data structure until the Smith entry has been found; this is much less computationally
expensive than a full table scan.

Part-B

## Q. 4 Explain the role of virtual relations in relational database?And how we

combine relations for producing desired information?

## A relational database matches data by using common characteristics found within

the data set. The resulting groups of data are organized and are much easier for
many people to understand. Strictly, a relational database is a collection of relations
(frequently called tables). Other items are frequently considered part of the
database, as they help to organize and structure the data, in addition to forcing the
database to conform to a set of requirements.

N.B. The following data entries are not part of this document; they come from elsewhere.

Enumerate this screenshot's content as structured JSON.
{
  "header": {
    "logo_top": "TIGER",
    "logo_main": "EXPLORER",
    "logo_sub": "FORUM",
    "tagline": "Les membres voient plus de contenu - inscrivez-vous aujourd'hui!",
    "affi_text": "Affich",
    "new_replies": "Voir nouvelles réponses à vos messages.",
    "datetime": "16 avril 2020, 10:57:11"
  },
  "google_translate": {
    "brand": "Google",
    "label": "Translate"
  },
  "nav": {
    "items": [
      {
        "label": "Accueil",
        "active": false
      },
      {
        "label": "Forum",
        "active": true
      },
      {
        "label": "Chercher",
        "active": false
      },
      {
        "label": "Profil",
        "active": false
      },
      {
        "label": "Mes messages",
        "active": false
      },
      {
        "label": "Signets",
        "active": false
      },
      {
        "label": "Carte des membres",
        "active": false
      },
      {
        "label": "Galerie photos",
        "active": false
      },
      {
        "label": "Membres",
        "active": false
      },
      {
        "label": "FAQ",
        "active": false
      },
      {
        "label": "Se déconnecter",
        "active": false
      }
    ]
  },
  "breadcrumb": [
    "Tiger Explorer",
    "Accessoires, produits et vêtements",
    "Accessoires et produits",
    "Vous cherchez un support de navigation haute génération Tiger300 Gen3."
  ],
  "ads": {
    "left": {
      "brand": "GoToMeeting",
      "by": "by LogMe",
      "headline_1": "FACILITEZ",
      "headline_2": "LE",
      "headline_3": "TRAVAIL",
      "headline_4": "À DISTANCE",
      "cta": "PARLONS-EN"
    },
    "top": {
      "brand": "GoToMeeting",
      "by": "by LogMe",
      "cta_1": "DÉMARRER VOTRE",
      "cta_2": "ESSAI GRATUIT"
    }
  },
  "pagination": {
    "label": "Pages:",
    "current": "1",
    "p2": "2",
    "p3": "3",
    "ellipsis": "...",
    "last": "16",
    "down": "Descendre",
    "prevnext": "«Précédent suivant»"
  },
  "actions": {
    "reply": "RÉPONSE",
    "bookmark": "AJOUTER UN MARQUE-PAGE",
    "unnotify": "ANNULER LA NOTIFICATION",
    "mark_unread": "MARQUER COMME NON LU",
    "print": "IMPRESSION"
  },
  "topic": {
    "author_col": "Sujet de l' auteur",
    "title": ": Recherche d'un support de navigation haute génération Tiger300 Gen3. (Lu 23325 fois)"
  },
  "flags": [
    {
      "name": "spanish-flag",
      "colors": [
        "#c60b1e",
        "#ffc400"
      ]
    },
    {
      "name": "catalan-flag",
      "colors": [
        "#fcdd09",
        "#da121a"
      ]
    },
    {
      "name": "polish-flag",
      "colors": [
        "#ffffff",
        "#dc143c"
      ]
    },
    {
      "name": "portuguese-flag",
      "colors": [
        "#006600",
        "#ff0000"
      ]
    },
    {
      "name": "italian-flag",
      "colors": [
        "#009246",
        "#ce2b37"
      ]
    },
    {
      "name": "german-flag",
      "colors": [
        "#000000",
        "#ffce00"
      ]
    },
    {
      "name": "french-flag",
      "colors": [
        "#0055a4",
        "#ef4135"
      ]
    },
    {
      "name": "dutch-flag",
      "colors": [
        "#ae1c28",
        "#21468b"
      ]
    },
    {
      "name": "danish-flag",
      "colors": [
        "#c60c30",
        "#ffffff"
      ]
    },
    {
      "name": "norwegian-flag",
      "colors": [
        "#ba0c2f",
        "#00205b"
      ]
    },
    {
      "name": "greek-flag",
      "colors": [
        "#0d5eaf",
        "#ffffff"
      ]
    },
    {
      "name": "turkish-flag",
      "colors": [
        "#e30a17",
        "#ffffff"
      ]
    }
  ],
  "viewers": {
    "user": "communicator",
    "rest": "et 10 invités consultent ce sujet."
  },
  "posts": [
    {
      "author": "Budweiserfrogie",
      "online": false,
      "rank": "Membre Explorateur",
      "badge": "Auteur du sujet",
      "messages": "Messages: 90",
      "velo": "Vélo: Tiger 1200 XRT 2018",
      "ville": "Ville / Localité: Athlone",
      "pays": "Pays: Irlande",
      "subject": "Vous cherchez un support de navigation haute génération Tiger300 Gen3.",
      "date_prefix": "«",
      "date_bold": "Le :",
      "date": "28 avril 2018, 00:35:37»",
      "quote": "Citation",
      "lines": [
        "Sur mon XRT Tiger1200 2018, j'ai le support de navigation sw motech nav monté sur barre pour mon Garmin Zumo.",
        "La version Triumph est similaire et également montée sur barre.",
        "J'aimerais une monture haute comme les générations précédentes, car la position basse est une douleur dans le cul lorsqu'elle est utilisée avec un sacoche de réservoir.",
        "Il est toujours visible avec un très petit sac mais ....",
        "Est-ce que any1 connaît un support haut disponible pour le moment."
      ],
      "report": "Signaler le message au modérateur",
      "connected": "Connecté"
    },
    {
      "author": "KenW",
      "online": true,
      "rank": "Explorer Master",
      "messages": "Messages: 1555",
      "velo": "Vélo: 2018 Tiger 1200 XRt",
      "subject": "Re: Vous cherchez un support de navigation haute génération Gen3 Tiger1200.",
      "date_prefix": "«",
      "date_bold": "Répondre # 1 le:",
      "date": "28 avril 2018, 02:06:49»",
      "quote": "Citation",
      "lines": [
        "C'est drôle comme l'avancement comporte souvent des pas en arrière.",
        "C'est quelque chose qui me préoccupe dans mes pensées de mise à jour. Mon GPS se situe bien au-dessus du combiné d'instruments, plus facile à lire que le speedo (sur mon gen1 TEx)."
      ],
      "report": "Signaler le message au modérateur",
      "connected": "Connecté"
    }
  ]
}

A relation is defined as a set of tuples that have the same attributes. A tuple usually
represents an object and information about that object. Objects are typically physical
objects or concepts. A relation is usually described as a table, which is organized into
rows and columns. All the data referenced by an attribute are in the same domain
and conform to the same constraints.

The relational model specifies that the tuples of a relation have no specific order and
that the tuples, in turn, impose no order on the attributes. Applications access data
by specifying queries, which use operations such as select to identify tuples, project
to identify attributes, and join to combine relations. Relations can be modified using
the insert, delete, and update operators. New tuples can supply explicit values or be
derived from a query. Similarly, queries identify tuples for updating or deleting. It is
necessary for each tuple of a relation to be uniquely identifiable by some
combination (one or more) of its attribute values. This combination is referred to as
the primary key.
In a relational database, all data are stored and accessed via relations. Relations
that store data are called "base relations", and in implementations are called
"tables". Other relations do not store data, but are computed by applying relational
operations to other relations. These relations are sometimes called "derived
relations". In implementations these are called "views" or "queries". Derived relations
are convenient in that though they may grab information from several relations, they
act as a single relation. Also, derived relations can be used as an abstraction layer.

Q. 5: Suppose there are two relations r and s, such that the foreign key B of r
references

the primary key A of s. Describe how the trigger mechanism can be used

## to implement the on delete cascade option, when a tuple is deleted from s.

We define triggers for each relation whose primary-key is referred to by the foreign-
key of some other relation. The trigger would be activated whenever a tuple is
deleted from the referred-to relation. The action performed by the trigger would be to
visit all the referring relations, and delete all the tuples in them whose foreign-key
attribute value is the same as the primary-key attribute value of the deleted tuple in
the referred-to relation. These set of triggers will take care of the on delete cascade
operation.

## Q. 6: Specify the following views in SQL on the COMPANY database schema .

a. A view that has the department name, manager name, and manager salary
for every department.

b. A view that has the employee name, supervisor name, and employee salary
for each employee who works in the ‘Research’ department.

c.A view that has project name, controlling department name, number of
employees, and total hours worked per week on the project for each project.

d.A view that has project name, controlling department name, number of
employees, and total hours worked per week on the project for each project
with more than one employee working on it.

a. Create view view1 as select dept_name,man_name,man_sal from manager where
group by dept_name;

## bCreate view view2 as select emp_name,sup_name,emp_sal from employee where

dept_name= “research”;

## c. Create view view3 as select proj_name,cont_name,no_emp , totalhours from

where project group by proj_name

## d. Create view view4 as select proj_name,control_dept,no_emp,totalhours from

project where no_emp>1 group by project ;